- WHAT THIS TASK INVOLVES -
Write the entries below out again without a single difference.

Data about app and page elements
....

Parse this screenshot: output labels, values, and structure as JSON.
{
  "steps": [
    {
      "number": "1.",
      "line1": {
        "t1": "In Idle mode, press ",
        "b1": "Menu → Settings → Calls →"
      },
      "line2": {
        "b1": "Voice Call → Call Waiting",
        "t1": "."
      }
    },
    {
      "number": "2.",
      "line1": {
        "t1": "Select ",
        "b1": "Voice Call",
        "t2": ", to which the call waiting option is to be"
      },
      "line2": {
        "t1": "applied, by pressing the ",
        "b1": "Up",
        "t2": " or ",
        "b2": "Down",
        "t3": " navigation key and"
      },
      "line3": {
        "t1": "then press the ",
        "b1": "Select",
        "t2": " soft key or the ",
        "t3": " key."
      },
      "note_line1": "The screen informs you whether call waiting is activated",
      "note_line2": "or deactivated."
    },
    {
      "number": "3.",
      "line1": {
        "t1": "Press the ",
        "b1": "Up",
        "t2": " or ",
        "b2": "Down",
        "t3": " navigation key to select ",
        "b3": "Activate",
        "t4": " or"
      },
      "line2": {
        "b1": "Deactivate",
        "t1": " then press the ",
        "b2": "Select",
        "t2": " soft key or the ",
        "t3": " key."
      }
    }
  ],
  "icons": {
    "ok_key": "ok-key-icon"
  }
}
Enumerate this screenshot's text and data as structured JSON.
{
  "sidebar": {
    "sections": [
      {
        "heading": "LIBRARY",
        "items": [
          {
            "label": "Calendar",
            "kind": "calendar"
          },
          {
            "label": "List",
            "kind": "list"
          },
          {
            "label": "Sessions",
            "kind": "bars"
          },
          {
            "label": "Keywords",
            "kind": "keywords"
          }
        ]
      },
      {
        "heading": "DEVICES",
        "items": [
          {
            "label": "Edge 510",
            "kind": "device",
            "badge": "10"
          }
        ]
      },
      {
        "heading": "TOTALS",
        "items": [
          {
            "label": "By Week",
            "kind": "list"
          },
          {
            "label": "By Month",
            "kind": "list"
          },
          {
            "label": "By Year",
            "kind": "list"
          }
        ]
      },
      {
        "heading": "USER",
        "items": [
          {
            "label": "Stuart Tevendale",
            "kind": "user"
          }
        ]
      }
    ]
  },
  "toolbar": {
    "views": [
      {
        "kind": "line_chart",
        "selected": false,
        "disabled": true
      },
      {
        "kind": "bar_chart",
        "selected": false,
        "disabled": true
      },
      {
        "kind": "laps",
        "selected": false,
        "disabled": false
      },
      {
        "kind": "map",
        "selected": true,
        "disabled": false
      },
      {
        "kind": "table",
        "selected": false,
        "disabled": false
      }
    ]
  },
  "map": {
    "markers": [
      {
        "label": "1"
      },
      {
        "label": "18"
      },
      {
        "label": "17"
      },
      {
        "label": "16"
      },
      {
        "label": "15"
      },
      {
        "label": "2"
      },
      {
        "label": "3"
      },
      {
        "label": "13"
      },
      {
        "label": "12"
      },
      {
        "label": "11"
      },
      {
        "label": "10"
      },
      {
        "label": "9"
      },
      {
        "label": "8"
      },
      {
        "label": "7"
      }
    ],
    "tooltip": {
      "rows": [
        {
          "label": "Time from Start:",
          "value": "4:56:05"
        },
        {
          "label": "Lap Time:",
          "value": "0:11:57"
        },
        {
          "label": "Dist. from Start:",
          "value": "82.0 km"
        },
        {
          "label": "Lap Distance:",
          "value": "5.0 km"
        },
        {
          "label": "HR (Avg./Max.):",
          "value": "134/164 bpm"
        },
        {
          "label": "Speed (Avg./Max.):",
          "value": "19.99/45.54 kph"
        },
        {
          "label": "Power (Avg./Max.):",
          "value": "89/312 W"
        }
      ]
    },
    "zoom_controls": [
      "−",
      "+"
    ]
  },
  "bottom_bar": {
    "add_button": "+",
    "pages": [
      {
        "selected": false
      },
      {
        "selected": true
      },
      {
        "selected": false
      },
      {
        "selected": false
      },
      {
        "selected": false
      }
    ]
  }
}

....

- WRITTEN SOLUTION -
Parse this screenshot: output labels, values, and structure as JSON.
{
  "steps": [
    {
      "number": "1.",
      "line1": {
        "t1": "In Idle mode, press ",
        "b1": "Menu → Settings → Calls →"
      },
      "line2": {
        "b1": "Voice Call → Call Waiting",
        "t1": "."
      }
    },
    {
      "number": "2.",
      "line1": {
        "t1": "Select ",
        "b1": "Voice Call",
        "t2": ", to which the call waiting option is to be"
      },
      "line2": {
        "t1": "applied, by pressing the ",
        "b1": "Up",
        "t2": " or ",
        "b2": "Down",
        "t3": " navigation key and"
      },
      "line3": {
        "t1": "then press the ",
        "b1": "Select",
        "t2": " soft key or the ",
        "t3": " key."
      },
      "note_line1": "The screen informs you whether call waiting is activated",
      "note_line2": "or deactivated."
    },
    {
      "number": "3.",
      "line1": {
        "t1": "Press the ",
        "b1": "Up",
        "t2": " or ",
        "b2": "Down",
        "t3": " navigation key to select ",
        "b3": "Activate",
        "t4": " or"
      },
      "line2": {
        "b1": "Deactivate",
        "t1": " then press the ",
        "b2": "Select",
        "t2": " soft key or the ",
        "t3": " key."
      }
    }
  ],
  "icons": {
    "ok_key": "ok-key-icon"
  }
}
Enumerate this screenshot's text and data as structured JSON.
{
  "sidebar": {
    "sections": [
      {
        "heading": "LIBRARY",
        "items": [
          {
            "label": "Calendar",
            "kind": "calendar"
          },
          {
            "label": "List",
            "kind": "list"
          },
          {
            "label": "Sessions",
            "kind": "bars"
          },
          {
            "label": "Keywords",
            "kind": "keywords"
          }
        ]
      },
      {
        "heading": "DEVICES",
        "items": [
          {
            "label": "Edge 510",
            "kind": "device",
            "badge": "10"
          }
        ]
      },
      {
        "heading": "TOTALS",
        "items": [
          {
            "label": "By Week",
            "kind": "list"
          },
          {
            "label": "By Month",
            "kind": "list"
          },
          {
            "label": "By Year",
            "kind": "list"
          }
        ]
      },
      {
        "heading": "USER",
        "items": [
          {
            "label": "Stuart Tevendale",
            "kind": "user"
          }
        ]
      }
    ]
  },
  "toolbar": {
    "views": [
      {
        "kind": "line_chart",
        "selected": false,
        "disabled": true
      },
      {
        "kind": "bar_chart",
        "selected": false,
        "disabled": true
      },
      {
        "kind": "laps",
        "selected": false,
        "disabled": false
      },
      {
        "kind": "map",
        "selected": true,
        "disabled": false
      },
      {
        "kind": "table",
        "selected": false,
        "disabled": false
      }
    ]
  },
  "map": {
    "markers": [
      {
        "label": "1"
      },
      {
        "label": "18"
      },
      {
        "label": "17"
      },
      {
        "label": "16"
      },
      {
        "label": "15"
      },
      {
        "label": "2"
      },
      {
        "label": "3"
      },
      {
        "label": "13"
      },
      {
        "label": "12"
      },
      {
        "label": "11"
      },
      {
        "label": "10"
      },
      {
        "label": "9"
      },
      {
        "label": "8"
      },
      {
        "label": "7"
      }
    ],
    "tooltip": {
      "rows": [
        {
          "label": "Time from Start:",
          "value": "4:56:05"
        },
        {
          "label": "Lap Time:",
          "value": "0:11:57"
        },
        {
          "label": "Dist. from Start:",
          "value": "82.0 km"
        },
        {
          "label": "Lap Distance:",
          "value": "5.0 km"
        },
        {
          "label": "HR (Avg./Max.):",
          "value": "134/164 bpm"
        },
        {
          "label": "Speed (Avg./Max.):",
          "value": "19.99/45.54 kph"
        },
        {
          "label": "Power (Avg./Max.):",
          "value": "89/312 W"
        }
      ]
    },
    "zoom_controls": [
      "−",
      "+"
    ]
  },
  "bottom_bar": {
    "add_button": "+",
    "pages": [
      {
        "selected": false
      },
      {
        "selected": true
      },
      {
        "selected": false
      },
      {
        "selected": false
      },
      {
        "selected": false
      }
    ]
  }
}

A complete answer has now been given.